→ **PROBLEM DETAILS**
How many lines in the data below contain the string "that"? Answer with the number only.

→ **RECORDS SUPPLIED**
- Opening Delimiter -

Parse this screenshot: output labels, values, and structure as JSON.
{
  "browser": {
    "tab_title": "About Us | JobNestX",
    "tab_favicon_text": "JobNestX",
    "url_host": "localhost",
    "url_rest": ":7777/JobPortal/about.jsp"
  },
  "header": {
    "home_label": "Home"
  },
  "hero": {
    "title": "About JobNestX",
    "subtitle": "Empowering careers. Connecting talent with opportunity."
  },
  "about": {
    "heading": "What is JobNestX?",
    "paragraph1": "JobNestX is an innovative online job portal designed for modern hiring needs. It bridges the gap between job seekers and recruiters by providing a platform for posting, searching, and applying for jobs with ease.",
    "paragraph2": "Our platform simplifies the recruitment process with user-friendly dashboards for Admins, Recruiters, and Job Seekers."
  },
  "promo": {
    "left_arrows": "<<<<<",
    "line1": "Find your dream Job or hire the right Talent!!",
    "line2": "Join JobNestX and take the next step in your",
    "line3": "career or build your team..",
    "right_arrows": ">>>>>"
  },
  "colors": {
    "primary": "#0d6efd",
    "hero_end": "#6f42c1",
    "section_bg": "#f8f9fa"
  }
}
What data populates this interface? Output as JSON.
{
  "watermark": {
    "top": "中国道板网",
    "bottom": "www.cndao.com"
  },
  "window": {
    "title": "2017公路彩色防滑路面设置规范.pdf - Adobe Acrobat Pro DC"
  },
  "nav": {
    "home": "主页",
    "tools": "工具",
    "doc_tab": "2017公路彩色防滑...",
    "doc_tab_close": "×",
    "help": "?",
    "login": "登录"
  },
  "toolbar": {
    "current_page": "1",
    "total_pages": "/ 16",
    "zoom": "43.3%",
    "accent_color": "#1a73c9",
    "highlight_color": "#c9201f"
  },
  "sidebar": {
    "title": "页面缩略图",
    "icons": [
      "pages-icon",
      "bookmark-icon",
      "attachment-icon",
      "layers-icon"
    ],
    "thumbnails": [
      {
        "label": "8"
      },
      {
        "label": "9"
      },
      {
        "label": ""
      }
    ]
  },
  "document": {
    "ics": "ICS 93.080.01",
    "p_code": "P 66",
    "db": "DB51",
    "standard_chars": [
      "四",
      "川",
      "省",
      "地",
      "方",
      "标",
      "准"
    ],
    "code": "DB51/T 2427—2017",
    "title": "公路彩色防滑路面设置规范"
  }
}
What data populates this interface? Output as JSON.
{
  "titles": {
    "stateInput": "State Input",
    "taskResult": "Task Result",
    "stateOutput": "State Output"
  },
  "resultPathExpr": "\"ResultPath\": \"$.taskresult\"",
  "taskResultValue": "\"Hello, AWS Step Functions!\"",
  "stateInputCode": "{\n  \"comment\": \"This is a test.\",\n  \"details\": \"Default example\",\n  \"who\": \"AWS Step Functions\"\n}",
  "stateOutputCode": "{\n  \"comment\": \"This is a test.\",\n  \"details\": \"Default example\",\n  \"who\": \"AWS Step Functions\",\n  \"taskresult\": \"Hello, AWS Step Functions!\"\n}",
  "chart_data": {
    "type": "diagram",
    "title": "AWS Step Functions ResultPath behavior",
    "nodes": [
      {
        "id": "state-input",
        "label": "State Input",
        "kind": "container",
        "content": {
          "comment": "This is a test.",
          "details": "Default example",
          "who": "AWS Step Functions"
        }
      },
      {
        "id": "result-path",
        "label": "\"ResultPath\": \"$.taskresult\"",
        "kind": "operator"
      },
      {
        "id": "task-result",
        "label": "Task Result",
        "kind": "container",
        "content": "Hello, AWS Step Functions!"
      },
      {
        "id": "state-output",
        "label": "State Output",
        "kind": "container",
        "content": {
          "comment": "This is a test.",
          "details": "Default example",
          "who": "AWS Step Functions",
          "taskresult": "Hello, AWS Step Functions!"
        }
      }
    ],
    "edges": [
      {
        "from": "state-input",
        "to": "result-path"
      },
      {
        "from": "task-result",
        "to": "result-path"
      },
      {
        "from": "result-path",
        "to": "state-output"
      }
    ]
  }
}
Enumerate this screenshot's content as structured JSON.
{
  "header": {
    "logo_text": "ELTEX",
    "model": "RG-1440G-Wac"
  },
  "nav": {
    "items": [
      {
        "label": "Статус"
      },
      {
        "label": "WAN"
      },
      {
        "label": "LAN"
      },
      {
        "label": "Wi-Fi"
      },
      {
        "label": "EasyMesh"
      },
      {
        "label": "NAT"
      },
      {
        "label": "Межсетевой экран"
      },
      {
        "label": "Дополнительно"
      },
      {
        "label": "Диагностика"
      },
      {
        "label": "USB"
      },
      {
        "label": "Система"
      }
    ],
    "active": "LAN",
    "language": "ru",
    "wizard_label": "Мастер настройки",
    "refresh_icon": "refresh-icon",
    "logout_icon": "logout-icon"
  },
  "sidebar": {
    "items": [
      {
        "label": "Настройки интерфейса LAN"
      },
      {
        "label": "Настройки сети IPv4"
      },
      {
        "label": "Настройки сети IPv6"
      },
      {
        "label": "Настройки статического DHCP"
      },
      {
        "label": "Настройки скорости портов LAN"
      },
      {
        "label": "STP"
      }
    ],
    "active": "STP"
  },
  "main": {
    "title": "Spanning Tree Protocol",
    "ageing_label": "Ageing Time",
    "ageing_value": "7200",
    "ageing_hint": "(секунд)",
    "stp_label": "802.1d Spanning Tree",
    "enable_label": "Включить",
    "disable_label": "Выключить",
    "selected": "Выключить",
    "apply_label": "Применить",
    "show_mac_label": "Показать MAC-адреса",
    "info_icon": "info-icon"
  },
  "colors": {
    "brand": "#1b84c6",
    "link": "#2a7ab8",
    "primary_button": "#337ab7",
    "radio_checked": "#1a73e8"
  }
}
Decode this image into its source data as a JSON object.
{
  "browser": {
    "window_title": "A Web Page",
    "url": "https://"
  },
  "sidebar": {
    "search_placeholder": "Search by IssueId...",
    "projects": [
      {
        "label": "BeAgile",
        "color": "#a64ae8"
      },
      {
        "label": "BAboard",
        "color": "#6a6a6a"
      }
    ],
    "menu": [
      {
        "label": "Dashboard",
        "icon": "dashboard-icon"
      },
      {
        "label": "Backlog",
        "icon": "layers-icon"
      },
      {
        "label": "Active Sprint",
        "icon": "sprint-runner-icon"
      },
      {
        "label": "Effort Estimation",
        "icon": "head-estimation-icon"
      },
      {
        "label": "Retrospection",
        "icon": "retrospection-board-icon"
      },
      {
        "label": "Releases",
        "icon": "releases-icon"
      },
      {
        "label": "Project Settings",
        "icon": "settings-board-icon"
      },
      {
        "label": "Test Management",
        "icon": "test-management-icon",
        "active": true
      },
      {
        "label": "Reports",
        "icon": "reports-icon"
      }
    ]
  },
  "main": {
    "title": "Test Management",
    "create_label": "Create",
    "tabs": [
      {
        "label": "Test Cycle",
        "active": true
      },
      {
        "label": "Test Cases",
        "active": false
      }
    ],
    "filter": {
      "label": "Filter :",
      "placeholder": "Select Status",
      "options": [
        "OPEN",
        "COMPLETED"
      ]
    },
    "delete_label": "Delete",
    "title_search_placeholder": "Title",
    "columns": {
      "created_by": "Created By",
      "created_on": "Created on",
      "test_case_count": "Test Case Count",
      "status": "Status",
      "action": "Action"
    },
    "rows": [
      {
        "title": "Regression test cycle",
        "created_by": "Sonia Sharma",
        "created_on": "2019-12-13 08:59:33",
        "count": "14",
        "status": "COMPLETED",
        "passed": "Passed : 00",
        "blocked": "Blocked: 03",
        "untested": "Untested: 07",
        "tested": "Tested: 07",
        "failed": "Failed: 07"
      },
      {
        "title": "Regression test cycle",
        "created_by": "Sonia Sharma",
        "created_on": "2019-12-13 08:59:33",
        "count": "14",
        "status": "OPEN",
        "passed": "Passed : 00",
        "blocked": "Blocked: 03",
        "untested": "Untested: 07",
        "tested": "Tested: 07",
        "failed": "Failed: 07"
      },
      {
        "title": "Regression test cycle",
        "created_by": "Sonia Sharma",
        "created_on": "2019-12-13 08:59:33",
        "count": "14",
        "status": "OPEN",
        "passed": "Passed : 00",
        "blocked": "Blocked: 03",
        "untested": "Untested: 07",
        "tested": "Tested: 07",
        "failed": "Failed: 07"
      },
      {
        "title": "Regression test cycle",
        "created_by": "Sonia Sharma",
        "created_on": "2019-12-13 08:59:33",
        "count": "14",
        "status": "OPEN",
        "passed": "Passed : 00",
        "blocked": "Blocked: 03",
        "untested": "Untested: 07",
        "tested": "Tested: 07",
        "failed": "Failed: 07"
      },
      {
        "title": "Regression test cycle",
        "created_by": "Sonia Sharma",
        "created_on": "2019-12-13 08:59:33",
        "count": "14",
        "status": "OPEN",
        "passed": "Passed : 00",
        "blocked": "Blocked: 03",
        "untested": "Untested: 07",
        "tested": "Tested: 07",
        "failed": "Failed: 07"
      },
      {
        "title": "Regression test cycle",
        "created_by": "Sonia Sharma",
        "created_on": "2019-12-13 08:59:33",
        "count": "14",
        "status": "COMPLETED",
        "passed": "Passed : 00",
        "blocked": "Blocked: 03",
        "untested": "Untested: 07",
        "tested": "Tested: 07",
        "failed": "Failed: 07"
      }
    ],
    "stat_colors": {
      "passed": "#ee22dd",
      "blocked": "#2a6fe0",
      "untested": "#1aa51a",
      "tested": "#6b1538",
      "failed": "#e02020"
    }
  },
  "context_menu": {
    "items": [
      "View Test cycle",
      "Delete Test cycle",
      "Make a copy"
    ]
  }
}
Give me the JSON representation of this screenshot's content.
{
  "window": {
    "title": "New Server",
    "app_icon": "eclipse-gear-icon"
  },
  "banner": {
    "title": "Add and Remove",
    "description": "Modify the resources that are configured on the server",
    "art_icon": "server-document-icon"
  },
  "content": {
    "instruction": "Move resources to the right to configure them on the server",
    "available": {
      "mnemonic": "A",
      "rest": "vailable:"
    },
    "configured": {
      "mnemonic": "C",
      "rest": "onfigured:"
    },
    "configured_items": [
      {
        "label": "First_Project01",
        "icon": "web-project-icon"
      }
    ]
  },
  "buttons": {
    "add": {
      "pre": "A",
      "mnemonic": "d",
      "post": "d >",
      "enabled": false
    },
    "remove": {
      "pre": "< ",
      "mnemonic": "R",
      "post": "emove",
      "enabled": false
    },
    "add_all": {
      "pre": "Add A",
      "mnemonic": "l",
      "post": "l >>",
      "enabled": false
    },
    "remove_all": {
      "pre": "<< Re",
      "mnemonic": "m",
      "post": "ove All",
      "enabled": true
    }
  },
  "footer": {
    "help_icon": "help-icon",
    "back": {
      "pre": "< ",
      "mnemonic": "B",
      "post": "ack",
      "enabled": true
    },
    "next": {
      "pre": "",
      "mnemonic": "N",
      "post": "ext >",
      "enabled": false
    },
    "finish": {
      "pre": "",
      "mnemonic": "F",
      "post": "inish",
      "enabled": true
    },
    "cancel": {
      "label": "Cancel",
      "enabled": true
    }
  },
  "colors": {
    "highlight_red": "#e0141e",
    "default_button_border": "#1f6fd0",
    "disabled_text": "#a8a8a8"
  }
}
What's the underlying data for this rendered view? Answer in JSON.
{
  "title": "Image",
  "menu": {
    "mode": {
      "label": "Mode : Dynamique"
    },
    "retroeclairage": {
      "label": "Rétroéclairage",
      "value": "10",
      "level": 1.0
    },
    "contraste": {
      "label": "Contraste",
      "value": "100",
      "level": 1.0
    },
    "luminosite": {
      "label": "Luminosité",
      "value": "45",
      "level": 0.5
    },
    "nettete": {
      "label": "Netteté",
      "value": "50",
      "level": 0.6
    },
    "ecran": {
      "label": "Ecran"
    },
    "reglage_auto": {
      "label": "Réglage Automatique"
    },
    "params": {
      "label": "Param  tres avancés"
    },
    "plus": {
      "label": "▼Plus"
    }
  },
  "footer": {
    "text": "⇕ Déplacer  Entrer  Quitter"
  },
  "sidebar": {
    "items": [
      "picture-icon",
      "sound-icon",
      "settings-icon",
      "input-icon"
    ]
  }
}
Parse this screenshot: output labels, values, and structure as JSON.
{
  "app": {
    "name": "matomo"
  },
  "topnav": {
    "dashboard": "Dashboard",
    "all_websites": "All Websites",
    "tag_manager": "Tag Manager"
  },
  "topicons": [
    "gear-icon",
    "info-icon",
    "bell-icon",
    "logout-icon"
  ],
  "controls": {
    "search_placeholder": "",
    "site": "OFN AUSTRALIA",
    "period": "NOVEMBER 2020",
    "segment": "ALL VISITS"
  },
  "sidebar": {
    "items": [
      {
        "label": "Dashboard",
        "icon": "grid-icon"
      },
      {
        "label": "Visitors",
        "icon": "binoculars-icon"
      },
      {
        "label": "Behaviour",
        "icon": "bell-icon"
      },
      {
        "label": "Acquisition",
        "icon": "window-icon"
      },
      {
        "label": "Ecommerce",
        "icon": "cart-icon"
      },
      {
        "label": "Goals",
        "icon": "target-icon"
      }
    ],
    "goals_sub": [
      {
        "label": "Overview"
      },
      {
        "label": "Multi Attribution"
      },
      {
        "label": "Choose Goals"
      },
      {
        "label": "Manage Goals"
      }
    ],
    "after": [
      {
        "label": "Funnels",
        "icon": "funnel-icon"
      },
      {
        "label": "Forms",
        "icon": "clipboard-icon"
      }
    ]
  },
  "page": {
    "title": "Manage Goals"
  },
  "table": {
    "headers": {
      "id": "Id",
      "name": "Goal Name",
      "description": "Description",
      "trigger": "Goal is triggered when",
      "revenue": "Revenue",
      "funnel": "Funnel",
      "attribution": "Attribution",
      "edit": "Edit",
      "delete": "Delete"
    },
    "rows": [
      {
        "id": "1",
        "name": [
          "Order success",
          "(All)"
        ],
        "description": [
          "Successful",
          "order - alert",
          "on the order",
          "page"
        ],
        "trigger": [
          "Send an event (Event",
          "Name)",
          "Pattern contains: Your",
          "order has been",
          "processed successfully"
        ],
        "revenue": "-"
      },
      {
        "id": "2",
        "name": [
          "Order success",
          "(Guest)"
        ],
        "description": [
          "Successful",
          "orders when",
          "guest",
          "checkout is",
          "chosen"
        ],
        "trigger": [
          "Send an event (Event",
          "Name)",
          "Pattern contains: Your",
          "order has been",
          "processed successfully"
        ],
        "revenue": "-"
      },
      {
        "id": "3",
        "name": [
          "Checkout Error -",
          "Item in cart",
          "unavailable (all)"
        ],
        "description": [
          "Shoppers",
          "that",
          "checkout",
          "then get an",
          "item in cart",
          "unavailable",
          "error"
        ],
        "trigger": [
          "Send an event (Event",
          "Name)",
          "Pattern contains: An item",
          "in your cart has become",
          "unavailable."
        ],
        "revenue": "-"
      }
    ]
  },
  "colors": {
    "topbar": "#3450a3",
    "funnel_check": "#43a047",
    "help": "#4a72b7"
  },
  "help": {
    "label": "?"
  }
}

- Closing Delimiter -

→ **ANSWER SPACE**
2